On May 21, 2021, all will be right and balanced throughout the universe. Good will triumph over evil, harmony between all sentient life will be reached, and prosperity shall reign supreme through the cosmos. Why? Because, as of now, Keanu Reeves will be debuting both The Matrix 4 (from Warner Bros.) and John Wick 4 (Lionsgate) on that day. You make take a moment to properly absorb this epic information.
The situation is unprecedented in modern Hollywood history. Our closest comparisons belong to Leonardo DiCaprio, who released Gangs of New York ($9.1 million opening) and Catch Me if You Can ($30 million) within five days of one another in December, 2002, and Nicolas Cage, who starred in Con Air ($24 million) and Face/Off ($23 million), which arrived three weeks apart in June, 1997. The “All Leo” weekend of March 13, 1998, when The Man in the Iron Mask debuted at No. 2 while Titanic (released 12/19/1997) was still topping the box office, is somewhat comparable. But overall, Keanu Reeves has a golden opportunity to make blockbuster history.
Unfortunately, due to both the production shutdown forced by the coronavirus pandemic and common movie marketing sense, it’s all but assured that this “All Keanu” weekend of pure, unbridled excellence does not come to fruition. One or both films are expected to shift release dates at some point, especially as Warner Bros. reshuffled its own lineup Monday morning, including The Batman. But…what if they didn’t? Could Hollywood realistically support two action blockbusters headlined by the same actor from rival studios premiering on the same weekend?
“It runs counter to conventional wisdom and every tenet of what the release strategy is all about,” Paul Dergarabedian, Comscore’s Senior Media Analyst, told Observer. “But my gut is telling me they should leave it. It makes for such an interesting and dynamic story that raises the profile of both movies. It fuels a bigger and more fun conversation and it’s a stroke of marketing genius whether its intentional or not.”
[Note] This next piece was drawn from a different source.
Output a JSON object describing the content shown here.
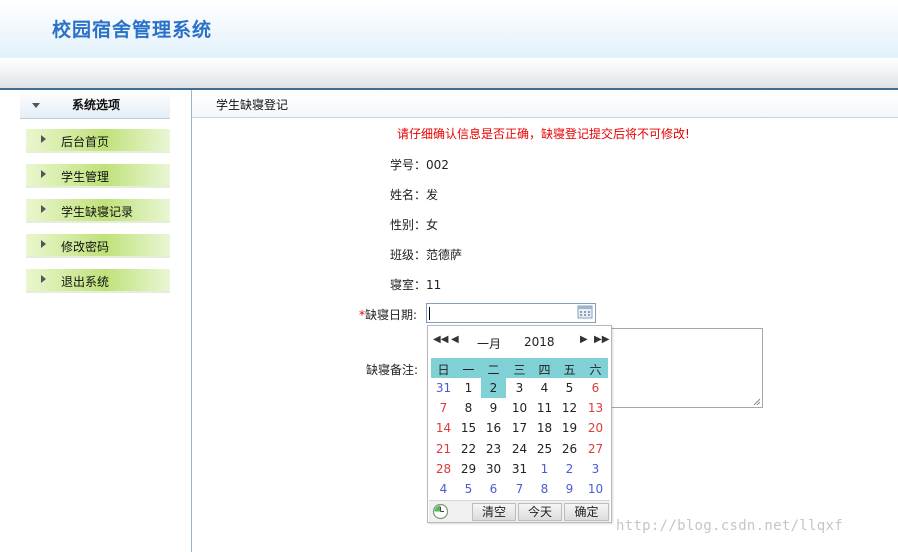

Since bursting onto the scene with 1989’s Bill & Ted’s Excellent Adventure (which is also getting a sequel), Reeves has managed to reinvent himself every so often with a new iconic character. Johnny Utah, Jack Traven, Neo, Shane Falco, John Wick. Reeves’ endurance as a movie star is remarkable, and his nice guy personality has become the stuff of internet legend. The combination has led to a cultural renaissance for the Hollywood star over the last half decade. But is that enough to successfully split an opening weekend between two R-rated action blockbusters?
“It’s beyond stupidity,” Barry London, former vice chairman of the motion picture group at Paramount Pictures, told Observer. “In today’s world, with the cost of making and marketing a movie, it’s too risky. Audiences will be confused. More importantly, it fractures the fan base. The entire reason you do a sequel is to take advantage of the familiarity and name recognition of a title and star.”
To London, there are also legal questions—collusion, price fixing and controlling marketshare—at play regarding whether or not Warner Bros. and Lionsgate would even be able to collaborate on a marketing effort for an “All Keanu” weekend. He sees it as a two-horse race in which the two rival owners are deciding who is going to win. It’s not feasible for either studio to willingly concede the potential to open at No. 1.
After 17 years, anticipation for a new Matrix film is palpable. The Matrix Reloaded opened on May 15, 2003, to nearly $92 million while Matrix Revolutions took in nearly $49 million in its November opening. When accounting for inflation, the features earned $129 million and $65 million, respectively, in their debuts. John Wick: Chapter 3—Parabellum took in $57 million in its first frame, but is the more timely franchise thanks to The Matrix‘s long gestation. Both, as I’m sure you’re well aware, kick all sorts of ass.
“Consumers generally don’t think about if a movie is from WB or Lionsgate; they simply become fans when the talent and story combine to make a great franchise,” Matthew Bakal, Lionsgate’s former executive vice president of business development and corporate strategy and co-founder of Atom Tickets, told Observer. “I think there’s a logic in bundling movies to promote the cross-over appeal to the audience as much as possible. Keanu is one of the most popular actors to Atom’s audience of all ages. We’re all living in the Keanussaince and should be supportive of the rise of King Keanu!”
At a time when the whole industry is thinking about how best to market movies and welcome consumers back to moviegoing, a creative approach to a weekend of Keanu sounds like a fun way to eventize May 2021 and give us all something to look forward to—the return of Neo and John Wick. Is it the most practical of approaches? No. But at a time when streaming usage is surging, the theatrical marketplace is constricting, and Hollywood is undergoing a significant metamorphosis, it’s one strategy to wrestle the zeitgeist into an exciting narrative.
It’s been a rough couple of months, Hollywood. Give us the double feature we so desperately deserve.